December 15, 2017

The USGS and NASA have selected the scientists and engineers who will serve on the next Landsat Science Team. 

GEOS-13 Image of Hurricane Maria and Tropical Storm Jose
November 20, 2017

Free and rapid imagery was provided through the USGS Hazard Data Distribution System.

Landsat Analysis Ready Data
November 8, 2017

Improvements to the quality and usability of Landsat satellite data have been made with the release of a new USGS product called Landsat Analysis Ready Data (ARD). 

Artist concept of Landsat 8
November 8, 2017

Monitoring our changing planet is critical to supporting a world population expected to reach eight billion by 2025. Observing the Earth from space offers unprecedented levels of data and a holistic view, which enables scientists to detect the most critical trends in natural resource conditions at local and global scales.

Satellite image showing the Las Vegas, Lake Mead, Grand Canyon area
July 20, 2017

Resourcesat data that are important for understanding changes associated with agriculture, forestry, phenology, and other applications are now available in the USGS archive.

Satellite imagery which appears to be a cubist art painting.
March 27, 2017

Earth as Art, a U.S. Geological Survey traveling exhibit that merges art with dramatic Landsat imagery of the earth’s surface, is coming to Bismarck for the month of April. This display is free and open to the public.

Image shows a satellite view of forests in Cambodia.
March 24, 2017

In this week's Landsat view, Landsat 5 and Landsat 8 show how significant Cambodia's deforestation has been in the last few decades.

Illustration of Landsat 7 in orbit
March 24, 2017

Access to consistent high-quality images to study changes on Earth’s surface is getting easier. The USGS Landsat standard (Level-1) product inventory is now structured by data quality and offers improved calibration.
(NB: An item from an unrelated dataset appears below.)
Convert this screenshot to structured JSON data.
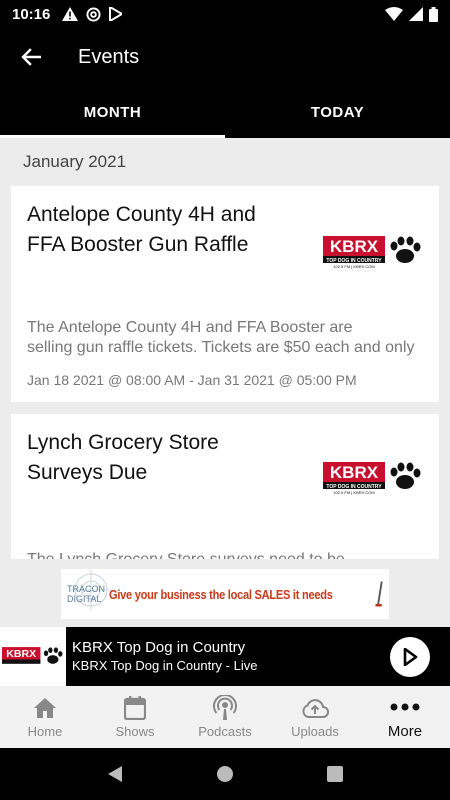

Data designated as Tier 1 provide the highest accuracy and can be reliably used to analyze changes to Earth’s surface over time.